▶ **Your objective**: Filter these records by the string "value", copying each line that holds it.

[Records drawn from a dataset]
-*-*-

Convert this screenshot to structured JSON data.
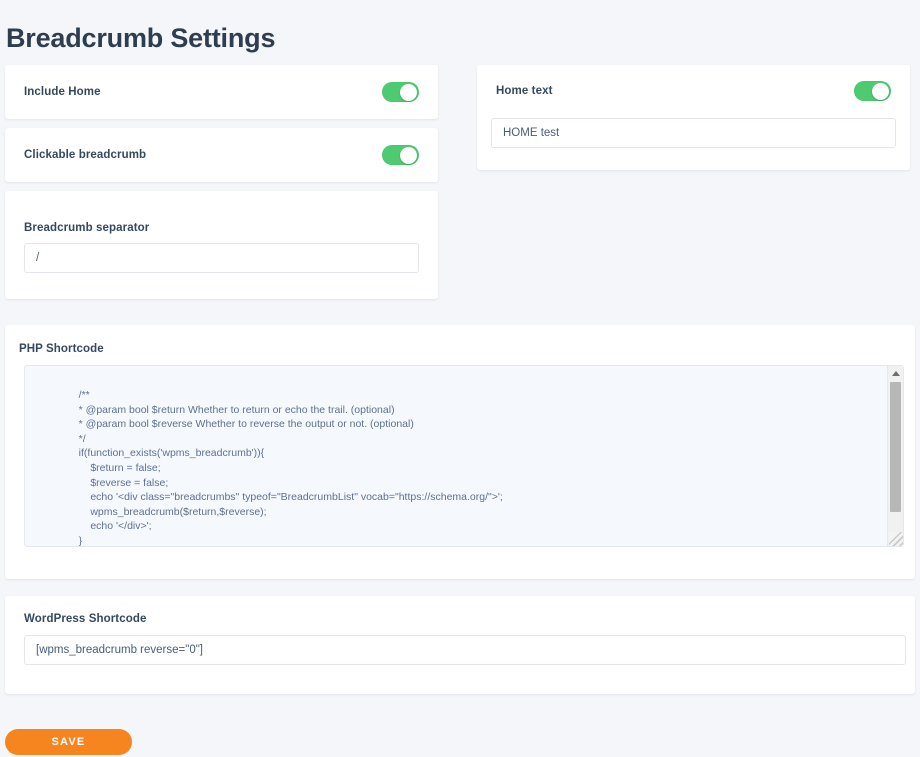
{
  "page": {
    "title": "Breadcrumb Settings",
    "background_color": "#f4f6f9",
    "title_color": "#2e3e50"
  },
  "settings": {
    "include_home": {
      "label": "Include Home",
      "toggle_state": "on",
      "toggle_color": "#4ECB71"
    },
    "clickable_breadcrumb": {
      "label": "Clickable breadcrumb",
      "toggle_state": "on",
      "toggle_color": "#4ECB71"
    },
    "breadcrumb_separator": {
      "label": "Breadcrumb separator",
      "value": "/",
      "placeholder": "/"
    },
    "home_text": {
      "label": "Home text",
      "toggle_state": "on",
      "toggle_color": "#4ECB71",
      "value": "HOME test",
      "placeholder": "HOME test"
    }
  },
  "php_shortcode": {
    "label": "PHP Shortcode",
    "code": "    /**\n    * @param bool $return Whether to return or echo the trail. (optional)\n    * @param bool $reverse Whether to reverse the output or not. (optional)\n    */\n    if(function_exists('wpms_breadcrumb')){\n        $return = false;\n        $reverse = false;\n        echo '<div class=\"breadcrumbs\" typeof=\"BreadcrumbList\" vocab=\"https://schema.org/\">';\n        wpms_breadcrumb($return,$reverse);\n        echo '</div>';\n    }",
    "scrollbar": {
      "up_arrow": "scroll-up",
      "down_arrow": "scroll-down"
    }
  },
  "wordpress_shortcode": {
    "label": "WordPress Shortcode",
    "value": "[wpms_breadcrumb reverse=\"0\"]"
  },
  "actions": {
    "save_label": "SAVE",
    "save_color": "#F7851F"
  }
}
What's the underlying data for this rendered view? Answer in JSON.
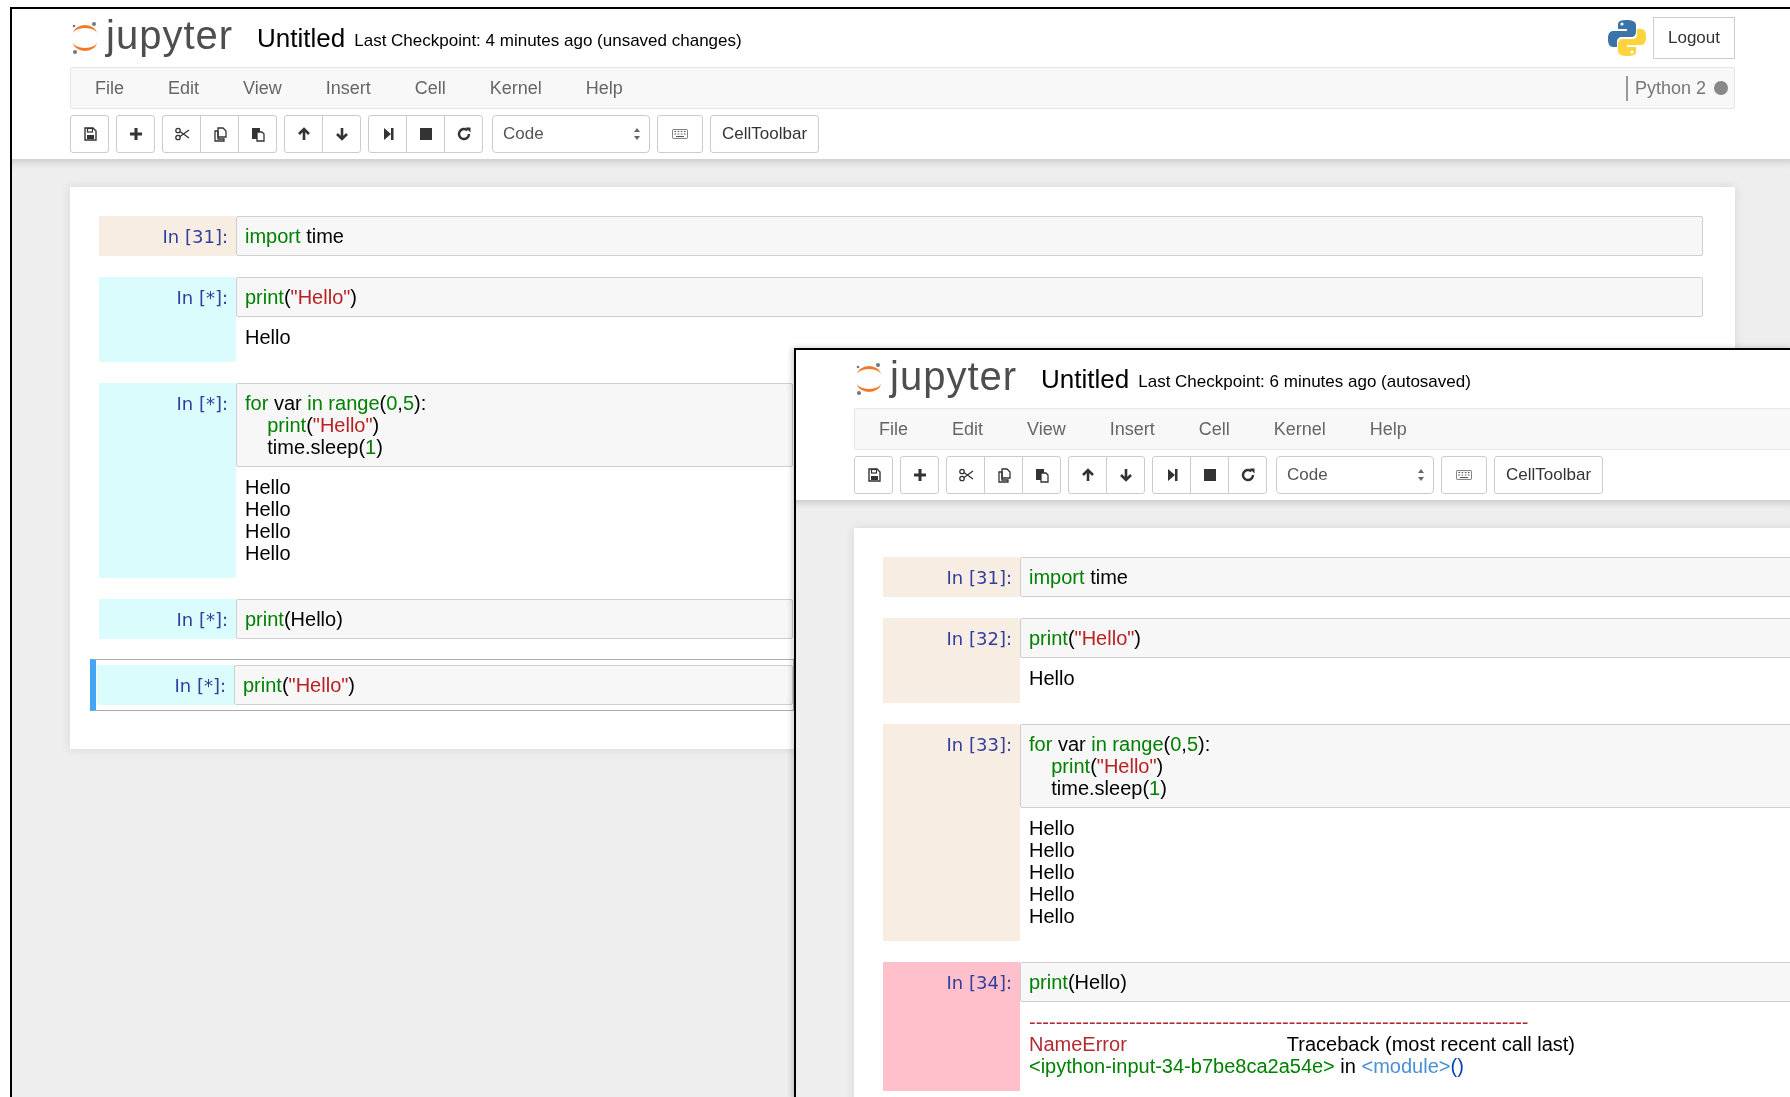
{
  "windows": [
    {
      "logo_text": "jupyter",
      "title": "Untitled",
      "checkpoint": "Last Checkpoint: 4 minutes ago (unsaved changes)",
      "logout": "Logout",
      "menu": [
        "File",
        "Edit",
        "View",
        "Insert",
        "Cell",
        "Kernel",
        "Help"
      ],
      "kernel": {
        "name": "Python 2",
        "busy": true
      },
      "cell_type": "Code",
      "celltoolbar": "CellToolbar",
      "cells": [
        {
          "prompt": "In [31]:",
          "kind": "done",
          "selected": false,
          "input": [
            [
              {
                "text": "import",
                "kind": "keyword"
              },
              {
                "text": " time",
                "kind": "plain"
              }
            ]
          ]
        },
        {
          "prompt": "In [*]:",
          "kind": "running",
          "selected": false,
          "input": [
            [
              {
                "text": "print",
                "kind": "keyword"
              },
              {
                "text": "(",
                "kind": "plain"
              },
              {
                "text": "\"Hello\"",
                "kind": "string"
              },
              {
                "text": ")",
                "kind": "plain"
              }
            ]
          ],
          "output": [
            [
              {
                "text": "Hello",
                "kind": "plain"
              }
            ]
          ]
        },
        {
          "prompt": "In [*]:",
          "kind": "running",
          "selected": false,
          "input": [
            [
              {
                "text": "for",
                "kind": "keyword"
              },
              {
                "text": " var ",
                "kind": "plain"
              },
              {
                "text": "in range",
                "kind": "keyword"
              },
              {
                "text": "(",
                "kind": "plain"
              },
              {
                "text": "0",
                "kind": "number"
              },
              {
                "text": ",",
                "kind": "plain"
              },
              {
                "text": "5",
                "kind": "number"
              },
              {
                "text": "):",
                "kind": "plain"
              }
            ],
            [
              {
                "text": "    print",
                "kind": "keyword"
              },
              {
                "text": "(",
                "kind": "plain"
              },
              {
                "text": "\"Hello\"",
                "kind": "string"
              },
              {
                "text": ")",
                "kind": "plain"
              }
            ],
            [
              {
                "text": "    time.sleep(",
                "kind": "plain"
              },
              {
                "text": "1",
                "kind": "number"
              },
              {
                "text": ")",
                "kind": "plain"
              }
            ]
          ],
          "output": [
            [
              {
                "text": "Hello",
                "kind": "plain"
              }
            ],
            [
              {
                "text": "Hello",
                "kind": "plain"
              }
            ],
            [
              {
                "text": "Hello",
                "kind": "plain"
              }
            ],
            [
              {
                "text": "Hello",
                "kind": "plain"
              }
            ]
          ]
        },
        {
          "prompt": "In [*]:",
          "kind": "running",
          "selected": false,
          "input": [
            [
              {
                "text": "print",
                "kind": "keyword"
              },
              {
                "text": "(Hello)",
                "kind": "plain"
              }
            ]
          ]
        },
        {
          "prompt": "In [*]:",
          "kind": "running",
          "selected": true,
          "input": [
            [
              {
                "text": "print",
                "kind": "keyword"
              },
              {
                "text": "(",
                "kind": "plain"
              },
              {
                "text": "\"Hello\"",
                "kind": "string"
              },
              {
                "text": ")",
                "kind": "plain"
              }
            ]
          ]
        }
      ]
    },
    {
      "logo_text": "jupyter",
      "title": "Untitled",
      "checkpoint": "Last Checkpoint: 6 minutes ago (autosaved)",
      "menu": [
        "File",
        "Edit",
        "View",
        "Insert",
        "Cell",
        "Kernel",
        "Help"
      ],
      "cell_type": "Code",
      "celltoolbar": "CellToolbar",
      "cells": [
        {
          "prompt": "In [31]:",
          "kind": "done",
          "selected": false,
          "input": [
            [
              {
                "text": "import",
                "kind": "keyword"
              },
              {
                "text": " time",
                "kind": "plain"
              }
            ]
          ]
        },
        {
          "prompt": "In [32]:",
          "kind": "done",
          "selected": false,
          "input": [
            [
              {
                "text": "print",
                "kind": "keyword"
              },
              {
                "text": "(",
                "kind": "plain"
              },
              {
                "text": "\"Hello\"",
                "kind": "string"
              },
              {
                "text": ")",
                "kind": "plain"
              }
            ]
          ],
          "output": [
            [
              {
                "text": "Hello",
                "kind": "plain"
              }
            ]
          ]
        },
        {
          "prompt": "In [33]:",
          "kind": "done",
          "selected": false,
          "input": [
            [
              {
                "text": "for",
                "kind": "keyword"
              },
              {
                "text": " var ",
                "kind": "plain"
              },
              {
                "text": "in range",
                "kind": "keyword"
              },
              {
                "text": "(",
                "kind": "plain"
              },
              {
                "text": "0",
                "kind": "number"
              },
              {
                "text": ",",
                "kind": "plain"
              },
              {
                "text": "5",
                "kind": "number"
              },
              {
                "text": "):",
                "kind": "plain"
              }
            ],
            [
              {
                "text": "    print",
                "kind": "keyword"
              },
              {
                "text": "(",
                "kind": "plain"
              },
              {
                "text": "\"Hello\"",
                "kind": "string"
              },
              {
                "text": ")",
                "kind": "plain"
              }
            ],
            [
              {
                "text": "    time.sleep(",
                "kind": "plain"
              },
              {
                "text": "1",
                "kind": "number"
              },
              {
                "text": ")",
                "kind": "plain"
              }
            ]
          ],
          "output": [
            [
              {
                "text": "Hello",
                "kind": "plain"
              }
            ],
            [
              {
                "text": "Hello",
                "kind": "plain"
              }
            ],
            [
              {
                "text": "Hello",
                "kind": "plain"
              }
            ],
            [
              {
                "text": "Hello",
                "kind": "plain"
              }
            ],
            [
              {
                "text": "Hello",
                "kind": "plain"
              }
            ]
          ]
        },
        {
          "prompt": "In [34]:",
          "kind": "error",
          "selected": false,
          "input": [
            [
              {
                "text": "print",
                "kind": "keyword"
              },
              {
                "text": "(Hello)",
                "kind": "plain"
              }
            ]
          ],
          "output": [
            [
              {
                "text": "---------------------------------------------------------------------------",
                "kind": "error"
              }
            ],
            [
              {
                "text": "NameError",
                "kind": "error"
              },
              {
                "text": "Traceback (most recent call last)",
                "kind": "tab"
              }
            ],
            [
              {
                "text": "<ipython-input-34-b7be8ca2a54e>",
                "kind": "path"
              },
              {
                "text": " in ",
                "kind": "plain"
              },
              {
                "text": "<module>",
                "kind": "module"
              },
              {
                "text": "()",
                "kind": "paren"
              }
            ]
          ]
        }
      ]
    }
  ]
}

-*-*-

▶ **Answer to the problem**:
      "value": "/",
      "value": "HOME test",
    "value": "[wpms_breadcrumb reverse=\"0\"]"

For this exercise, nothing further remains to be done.